• Activity
From the records, pick out and copy each line containing "NZDJPY".
[[ Exercise materials open ]]
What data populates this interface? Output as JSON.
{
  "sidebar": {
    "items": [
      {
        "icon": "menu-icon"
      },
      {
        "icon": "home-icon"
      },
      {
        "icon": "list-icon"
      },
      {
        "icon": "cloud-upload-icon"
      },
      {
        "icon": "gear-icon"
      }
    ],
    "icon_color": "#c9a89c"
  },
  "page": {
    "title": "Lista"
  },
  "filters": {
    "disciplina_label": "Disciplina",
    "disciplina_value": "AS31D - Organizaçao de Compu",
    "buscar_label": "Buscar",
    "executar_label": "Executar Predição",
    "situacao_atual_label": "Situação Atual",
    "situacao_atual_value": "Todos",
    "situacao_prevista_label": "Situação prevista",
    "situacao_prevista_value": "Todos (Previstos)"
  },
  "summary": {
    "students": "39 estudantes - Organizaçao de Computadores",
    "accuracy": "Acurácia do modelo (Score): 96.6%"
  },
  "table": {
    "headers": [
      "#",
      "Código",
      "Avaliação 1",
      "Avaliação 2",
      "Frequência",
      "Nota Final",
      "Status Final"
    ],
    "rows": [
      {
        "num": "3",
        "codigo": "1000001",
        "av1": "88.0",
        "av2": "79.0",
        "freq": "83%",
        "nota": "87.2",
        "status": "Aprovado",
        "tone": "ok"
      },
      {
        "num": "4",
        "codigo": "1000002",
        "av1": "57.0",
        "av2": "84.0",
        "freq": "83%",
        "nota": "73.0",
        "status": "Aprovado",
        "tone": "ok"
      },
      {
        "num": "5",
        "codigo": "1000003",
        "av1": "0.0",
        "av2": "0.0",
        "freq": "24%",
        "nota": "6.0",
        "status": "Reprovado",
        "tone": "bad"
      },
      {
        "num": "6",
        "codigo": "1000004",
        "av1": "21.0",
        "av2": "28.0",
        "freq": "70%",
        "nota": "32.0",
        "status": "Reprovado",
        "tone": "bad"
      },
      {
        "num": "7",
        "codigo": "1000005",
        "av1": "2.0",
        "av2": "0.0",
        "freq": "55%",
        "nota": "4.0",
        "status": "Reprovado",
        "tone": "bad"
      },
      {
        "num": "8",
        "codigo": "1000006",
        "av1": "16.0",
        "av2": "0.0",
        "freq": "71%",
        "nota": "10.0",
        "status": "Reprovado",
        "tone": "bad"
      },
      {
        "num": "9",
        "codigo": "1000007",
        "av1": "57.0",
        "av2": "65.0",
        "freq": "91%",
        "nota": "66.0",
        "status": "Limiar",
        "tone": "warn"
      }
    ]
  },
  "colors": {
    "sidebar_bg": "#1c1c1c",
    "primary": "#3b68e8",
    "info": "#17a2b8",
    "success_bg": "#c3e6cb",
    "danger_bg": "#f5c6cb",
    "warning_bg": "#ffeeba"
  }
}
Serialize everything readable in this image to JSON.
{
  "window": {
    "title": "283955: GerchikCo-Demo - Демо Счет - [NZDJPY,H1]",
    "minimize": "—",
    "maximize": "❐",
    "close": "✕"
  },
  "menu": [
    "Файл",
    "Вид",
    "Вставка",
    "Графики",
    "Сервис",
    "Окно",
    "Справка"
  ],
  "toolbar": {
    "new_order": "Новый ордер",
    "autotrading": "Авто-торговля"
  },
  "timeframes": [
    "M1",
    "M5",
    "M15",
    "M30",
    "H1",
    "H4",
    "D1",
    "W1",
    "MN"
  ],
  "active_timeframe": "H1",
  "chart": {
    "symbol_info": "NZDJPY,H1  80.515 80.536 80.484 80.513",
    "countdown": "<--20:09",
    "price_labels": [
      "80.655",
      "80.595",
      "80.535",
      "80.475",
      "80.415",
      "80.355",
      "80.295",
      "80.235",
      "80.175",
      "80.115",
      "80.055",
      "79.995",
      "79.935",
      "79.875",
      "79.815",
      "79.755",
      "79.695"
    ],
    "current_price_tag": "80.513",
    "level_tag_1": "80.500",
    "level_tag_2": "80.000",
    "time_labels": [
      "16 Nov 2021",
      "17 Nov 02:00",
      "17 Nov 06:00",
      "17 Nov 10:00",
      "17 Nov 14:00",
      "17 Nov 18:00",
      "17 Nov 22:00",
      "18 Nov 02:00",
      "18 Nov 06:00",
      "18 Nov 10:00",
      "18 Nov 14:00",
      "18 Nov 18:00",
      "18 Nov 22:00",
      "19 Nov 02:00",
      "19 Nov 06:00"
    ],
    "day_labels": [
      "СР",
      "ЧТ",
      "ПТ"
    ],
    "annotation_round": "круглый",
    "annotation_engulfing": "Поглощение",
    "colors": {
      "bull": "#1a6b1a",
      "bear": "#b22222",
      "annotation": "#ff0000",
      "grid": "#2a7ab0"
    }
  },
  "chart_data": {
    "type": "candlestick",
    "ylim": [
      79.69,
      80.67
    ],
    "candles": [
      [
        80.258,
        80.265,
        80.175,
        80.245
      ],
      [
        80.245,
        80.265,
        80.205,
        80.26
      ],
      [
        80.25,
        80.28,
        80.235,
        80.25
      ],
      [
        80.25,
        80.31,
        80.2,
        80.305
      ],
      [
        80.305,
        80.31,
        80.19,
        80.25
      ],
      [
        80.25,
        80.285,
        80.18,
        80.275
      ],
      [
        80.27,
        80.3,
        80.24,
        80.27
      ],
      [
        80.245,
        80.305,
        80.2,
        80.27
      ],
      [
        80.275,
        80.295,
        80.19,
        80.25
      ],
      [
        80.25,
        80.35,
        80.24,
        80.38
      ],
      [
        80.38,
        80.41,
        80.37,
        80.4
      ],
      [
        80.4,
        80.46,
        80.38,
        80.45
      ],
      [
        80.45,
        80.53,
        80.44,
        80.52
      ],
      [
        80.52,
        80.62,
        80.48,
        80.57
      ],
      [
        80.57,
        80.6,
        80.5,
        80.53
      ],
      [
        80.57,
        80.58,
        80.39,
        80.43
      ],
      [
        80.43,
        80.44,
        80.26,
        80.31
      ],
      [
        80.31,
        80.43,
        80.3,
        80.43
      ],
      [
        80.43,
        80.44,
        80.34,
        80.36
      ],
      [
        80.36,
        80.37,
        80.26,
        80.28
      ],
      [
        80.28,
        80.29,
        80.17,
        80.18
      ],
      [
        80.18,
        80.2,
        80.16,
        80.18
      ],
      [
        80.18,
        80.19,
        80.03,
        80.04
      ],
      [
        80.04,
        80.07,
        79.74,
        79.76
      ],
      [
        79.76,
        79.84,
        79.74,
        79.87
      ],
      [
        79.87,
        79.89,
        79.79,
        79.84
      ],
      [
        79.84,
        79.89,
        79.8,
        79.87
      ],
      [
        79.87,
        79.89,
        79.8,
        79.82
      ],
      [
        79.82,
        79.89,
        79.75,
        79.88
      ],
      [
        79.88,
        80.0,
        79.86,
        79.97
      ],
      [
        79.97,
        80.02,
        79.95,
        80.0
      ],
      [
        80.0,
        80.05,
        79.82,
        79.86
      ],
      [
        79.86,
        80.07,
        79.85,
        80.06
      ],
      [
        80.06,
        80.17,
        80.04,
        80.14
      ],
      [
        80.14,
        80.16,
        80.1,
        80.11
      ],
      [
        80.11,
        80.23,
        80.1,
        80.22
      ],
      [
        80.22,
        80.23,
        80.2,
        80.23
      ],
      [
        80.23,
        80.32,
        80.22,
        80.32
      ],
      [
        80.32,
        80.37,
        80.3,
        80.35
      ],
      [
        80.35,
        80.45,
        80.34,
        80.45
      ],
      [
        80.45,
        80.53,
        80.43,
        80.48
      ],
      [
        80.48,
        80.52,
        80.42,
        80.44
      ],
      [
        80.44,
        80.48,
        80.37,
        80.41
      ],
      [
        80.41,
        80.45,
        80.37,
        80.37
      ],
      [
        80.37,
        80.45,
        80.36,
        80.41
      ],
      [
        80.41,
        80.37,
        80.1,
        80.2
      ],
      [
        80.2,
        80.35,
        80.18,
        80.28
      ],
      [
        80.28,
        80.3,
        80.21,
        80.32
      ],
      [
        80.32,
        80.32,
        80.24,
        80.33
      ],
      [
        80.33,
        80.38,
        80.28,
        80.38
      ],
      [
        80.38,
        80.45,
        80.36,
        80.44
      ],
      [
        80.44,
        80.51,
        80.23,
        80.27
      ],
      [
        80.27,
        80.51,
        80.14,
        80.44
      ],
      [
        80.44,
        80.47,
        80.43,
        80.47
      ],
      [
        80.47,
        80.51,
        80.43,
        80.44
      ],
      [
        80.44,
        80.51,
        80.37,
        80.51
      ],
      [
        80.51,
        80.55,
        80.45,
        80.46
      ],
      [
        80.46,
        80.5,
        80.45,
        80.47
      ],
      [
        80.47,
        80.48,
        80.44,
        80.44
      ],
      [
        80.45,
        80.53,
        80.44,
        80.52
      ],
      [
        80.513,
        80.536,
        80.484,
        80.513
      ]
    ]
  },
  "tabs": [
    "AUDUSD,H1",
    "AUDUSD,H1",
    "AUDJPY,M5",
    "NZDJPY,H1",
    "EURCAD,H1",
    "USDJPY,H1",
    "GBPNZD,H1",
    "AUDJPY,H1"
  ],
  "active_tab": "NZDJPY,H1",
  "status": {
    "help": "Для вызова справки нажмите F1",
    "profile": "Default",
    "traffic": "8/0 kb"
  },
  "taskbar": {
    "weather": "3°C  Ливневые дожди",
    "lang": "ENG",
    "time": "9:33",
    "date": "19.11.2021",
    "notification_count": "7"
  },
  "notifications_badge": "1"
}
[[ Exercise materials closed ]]
• Solution for this problem
    "title": "283955: GerchikCo-Demo - Демо Счет - [NZDJPY,H1]",
    "symbol_info": "NZDJPY,H1  80.515 80.536 80.484 80.513",
    "NZDJPY,H1",
  "active_tab": "NZDJPY,H1",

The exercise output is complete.